Pig-rearing, essential oils, fruit trees and beekeeping: establishing additional sources of income has been key to a restoration project on the biodiversity-rich island of Madagascar.*
Forest loss and degradation have plagued Madagascar’s unique biological diversity. Direct causes include slash-and-burn agriculture for subsistence crops. As a result, the island’s evergreen forest is severely fragmented. While tree planting had occurred in the past, it centred on exotic species with limited social and ecological benefits.
Forest landscape restoration in the 200,000 hectare Fandriana-Marolambo landscape began in earnest in 2004. Leading the 1.6 million euro restoration programme, WWF has worked closely with government at all levels as well as local associations. The goal was to restore tree cover in a way that helps local farming communities as well as supporting the island’s unique biodiversity.
The results include 14 communes that have adapted their communal development plans to include restoration, while close to 50 village communities have delimited restoration zones. There are 35 community-based forest management arrangements.
The restoration efforts are supplied by 50 tree nurseries producing about 100 different indigenous species and run by local community, school or family associations. Close to 1,000,000 saplings have been planted over the last 13 years.
Partly to offset the impact of setting aside land for restoration, communities have received support to expand activities including pig rearing, essential oils, fruit trees and beekeeping. More than 1,300 households have benefited either directly or indirectly from these alternative income schemes.

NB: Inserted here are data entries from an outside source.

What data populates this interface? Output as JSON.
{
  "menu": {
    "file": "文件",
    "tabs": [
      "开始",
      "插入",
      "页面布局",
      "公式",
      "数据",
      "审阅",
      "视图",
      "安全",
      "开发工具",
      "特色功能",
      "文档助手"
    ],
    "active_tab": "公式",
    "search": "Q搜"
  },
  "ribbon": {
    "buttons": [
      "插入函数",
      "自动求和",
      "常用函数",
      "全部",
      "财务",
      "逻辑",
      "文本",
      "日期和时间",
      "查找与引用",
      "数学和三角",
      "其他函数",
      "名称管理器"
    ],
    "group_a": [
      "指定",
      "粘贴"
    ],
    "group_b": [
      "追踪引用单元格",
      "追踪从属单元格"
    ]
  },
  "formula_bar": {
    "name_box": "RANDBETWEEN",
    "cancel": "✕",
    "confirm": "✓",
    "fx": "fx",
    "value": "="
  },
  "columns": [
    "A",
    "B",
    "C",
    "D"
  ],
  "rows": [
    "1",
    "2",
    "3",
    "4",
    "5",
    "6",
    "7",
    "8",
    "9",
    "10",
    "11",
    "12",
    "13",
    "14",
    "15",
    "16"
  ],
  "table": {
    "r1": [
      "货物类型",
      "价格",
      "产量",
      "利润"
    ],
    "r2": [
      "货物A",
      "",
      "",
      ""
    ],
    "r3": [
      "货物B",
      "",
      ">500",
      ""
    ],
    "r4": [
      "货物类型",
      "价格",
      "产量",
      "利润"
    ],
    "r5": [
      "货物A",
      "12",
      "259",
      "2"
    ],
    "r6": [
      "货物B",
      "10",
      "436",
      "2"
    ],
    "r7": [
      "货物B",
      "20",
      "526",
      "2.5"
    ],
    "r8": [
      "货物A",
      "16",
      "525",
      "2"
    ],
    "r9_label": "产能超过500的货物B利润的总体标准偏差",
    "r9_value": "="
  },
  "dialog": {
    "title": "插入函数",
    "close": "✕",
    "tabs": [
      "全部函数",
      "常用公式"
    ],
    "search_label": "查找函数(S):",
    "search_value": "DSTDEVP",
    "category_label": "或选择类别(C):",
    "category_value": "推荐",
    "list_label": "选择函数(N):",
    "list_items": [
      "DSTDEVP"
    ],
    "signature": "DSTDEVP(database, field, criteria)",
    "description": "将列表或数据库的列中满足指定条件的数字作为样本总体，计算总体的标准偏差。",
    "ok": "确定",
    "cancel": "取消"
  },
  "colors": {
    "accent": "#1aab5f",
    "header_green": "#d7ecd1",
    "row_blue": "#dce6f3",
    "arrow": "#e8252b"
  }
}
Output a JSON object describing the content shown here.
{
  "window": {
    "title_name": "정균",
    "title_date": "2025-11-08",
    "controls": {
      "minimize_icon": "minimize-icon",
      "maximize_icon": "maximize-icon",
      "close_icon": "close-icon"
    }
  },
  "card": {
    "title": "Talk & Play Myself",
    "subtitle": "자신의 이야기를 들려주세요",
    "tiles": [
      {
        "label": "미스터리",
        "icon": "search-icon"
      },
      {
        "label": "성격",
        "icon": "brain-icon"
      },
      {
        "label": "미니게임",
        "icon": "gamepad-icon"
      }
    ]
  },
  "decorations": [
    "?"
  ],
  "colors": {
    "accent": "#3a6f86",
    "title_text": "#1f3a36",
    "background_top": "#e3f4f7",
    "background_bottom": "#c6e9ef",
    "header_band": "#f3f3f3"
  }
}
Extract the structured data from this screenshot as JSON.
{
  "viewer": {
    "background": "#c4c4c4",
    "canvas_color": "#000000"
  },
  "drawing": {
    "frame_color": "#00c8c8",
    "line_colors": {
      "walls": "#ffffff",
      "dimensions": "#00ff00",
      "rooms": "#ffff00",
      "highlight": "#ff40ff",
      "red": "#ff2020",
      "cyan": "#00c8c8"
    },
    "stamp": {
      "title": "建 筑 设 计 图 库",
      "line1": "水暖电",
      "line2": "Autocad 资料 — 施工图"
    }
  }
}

The project has had to negotiate political instability that affected donor funding as well as security and enforcement in forest areas. It has achieved continuity over more than a decade despite changes in donors.
Local facilitators have helped overcome misgivings among local communities about outside interventions in land use.